- Records contained in a dataset:
..............................

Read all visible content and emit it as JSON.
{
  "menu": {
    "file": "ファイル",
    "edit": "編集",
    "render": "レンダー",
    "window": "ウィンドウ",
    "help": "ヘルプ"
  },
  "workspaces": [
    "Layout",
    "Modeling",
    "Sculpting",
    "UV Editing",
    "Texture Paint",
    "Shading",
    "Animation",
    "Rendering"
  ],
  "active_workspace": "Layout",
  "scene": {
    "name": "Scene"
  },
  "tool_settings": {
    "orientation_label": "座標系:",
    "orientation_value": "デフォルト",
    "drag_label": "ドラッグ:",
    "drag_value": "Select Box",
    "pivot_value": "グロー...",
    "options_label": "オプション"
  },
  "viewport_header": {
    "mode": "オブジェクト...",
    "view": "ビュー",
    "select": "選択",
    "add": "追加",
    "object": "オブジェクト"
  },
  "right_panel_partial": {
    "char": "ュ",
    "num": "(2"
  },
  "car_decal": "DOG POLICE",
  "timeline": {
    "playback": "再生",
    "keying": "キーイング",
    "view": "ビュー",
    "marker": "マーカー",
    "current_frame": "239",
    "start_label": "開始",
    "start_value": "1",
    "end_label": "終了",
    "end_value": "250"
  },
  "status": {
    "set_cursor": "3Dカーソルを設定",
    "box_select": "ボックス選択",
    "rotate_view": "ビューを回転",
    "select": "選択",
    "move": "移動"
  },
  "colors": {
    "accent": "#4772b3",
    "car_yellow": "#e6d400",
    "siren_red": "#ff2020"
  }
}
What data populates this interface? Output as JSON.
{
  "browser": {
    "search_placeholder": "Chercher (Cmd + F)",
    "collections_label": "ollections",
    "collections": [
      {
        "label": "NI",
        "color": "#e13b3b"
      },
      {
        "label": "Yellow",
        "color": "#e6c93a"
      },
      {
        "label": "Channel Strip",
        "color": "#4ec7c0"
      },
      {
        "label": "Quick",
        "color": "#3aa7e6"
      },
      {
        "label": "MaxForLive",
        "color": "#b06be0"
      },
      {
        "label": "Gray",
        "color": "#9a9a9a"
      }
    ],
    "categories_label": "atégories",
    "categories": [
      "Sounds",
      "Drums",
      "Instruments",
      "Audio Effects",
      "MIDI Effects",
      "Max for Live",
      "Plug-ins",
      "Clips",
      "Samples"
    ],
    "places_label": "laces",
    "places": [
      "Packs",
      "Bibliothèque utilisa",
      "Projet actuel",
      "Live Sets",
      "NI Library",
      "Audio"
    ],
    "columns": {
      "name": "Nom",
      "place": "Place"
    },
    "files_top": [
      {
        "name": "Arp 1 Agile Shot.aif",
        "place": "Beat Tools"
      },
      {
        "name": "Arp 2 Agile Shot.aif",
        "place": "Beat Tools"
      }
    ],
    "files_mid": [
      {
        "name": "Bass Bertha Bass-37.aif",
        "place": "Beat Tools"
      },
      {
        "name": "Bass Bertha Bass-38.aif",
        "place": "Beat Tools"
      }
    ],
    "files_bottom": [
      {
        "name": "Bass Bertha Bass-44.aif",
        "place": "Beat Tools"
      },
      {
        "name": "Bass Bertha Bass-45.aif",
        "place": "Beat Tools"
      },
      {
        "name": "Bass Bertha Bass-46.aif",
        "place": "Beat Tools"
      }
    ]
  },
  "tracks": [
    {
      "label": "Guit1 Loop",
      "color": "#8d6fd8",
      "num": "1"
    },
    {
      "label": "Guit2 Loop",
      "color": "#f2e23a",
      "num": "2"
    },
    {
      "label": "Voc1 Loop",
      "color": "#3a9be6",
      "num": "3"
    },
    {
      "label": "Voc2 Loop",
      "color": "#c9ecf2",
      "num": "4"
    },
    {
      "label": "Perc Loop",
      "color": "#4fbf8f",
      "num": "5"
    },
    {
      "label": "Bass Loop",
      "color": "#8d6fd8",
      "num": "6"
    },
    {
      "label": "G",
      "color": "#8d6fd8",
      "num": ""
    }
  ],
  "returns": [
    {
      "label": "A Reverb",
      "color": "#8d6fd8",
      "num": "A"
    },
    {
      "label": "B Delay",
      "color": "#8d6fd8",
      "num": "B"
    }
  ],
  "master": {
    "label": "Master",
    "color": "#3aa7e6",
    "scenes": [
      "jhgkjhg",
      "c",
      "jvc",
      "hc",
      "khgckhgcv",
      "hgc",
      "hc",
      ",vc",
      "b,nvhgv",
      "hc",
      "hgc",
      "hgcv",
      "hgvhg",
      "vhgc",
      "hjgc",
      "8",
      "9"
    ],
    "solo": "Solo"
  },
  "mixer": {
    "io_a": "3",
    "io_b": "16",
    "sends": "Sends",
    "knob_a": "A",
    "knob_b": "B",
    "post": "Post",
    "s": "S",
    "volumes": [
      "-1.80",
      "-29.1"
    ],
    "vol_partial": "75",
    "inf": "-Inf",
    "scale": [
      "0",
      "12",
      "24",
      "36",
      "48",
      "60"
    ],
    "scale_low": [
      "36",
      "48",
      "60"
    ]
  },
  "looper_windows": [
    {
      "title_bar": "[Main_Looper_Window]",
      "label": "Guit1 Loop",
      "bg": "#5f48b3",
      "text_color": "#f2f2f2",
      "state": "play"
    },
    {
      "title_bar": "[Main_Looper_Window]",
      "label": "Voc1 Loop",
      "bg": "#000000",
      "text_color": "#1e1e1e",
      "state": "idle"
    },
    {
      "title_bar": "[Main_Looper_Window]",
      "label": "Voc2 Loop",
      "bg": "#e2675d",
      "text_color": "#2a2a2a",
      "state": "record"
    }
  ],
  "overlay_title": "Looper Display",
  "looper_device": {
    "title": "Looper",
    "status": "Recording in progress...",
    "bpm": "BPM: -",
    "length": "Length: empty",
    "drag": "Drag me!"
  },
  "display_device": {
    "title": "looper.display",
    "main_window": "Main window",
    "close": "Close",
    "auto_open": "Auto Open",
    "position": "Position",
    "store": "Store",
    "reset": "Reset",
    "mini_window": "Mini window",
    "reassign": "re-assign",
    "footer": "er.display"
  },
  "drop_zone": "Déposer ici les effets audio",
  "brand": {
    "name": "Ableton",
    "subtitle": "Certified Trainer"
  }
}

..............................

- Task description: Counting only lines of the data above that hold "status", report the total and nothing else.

- Expected answer: 2